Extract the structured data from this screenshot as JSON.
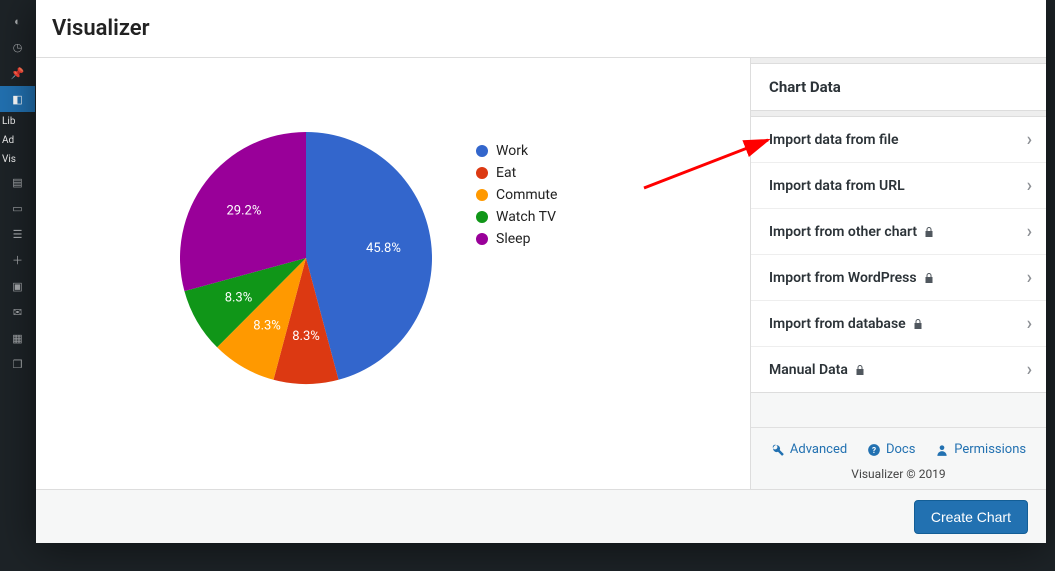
{
  "wp_sidebar": {
    "text_items": [
      "Lib",
      "Ad",
      "Vis"
    ]
  },
  "modal": {
    "title": "Visualizer",
    "create_button": "Create Chart"
  },
  "panel": {
    "title": "Chart Data",
    "rows": [
      {
        "label": "Import data from file",
        "locked": false
      },
      {
        "label": "Import data from URL",
        "locked": false
      },
      {
        "label": "Import from other chart",
        "locked": true
      },
      {
        "label": "Import from WordPress",
        "locked": true
      },
      {
        "label": "Import from database",
        "locked": true
      },
      {
        "label": "Manual Data",
        "locked": true
      }
    ],
    "footer": {
      "advanced": "Advanced",
      "docs": "Docs",
      "permissions": "Permissions",
      "copyright": "Visualizer © 2019"
    }
  },
  "chart_data": {
    "type": "pie",
    "title": "",
    "series": [
      {
        "name": "Work",
        "value": 45.8,
        "color": "#3366cc",
        "label": "45.8%"
      },
      {
        "name": "Eat",
        "value": 8.3,
        "color": "#dc3912",
        "label": "8.3%"
      },
      {
        "name": "Commute",
        "value": 8.3,
        "color": "#ff9900",
        "label": "8.3%"
      },
      {
        "name": "Watch TV",
        "value": 8.3,
        "color": "#109618",
        "label": "8.3%"
      },
      {
        "name": "Sleep",
        "value": 29.2,
        "color": "#990099",
        "label": "29.2%"
      }
    ],
    "legend_position": "right"
  }
}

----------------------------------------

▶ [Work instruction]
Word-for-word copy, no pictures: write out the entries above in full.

▶ [Solution for this task]
Extract the structured data from this screenshot as JSON.
{
  "wp_sidebar": {
    "text_items": [
      "Lib",
      "Ad",
      "Vis"
    ]
  },
  "modal": {
    "title": "Visualizer",
    "create_button": "Create Chart"
  },
  "panel": {
    "title": "Chart Data",
    "rows": [
      {
        "label": "Import data from file",
        "locked": false
      },
      {
        "label": "Import data from URL",
        "locked": false
      },
      {
        "label": "Import from other chart",
        "locked": true
      },
      {
        "label": "Import from WordPress",
        "locked": true
      },
      {
        "label": "Import from database",
        "locked": true
      },
      {
        "label": "Manual Data",
        "locked": true
      }
    ],
    "footer": {
      "advanced": "Advanced",
      "docs": "Docs",
      "permissions": "Permissions",
      "copyright": "Visualizer © 2019"
    }
  },
  "chart_data": {
    "type": "pie",
    "title": "",
    "series": [
      {
        "name": "Work",
        "value": 45.8,
        "color": "#3366cc",
        "label": "45.8%"
      },
      {
        "name": "Eat",
        "value": 8.3,
        "color": "#dc3912",
        "label": "8.3%"
      },
      {
        "name": "Commute",
        "value": 8.3,
        "color": "#ff9900",
        "label": "8.3%"
      },
      {
        "name": "Watch TV",
        "value": 8.3,
        "color": "#109618",
        "label": "8.3%"
      },
      {
        "name": "Sleep",
        "value": 29.2,
        "color": "#990099",
        "label": "29.2%"
      }
    ],
    "legend_position": "right"
  }
}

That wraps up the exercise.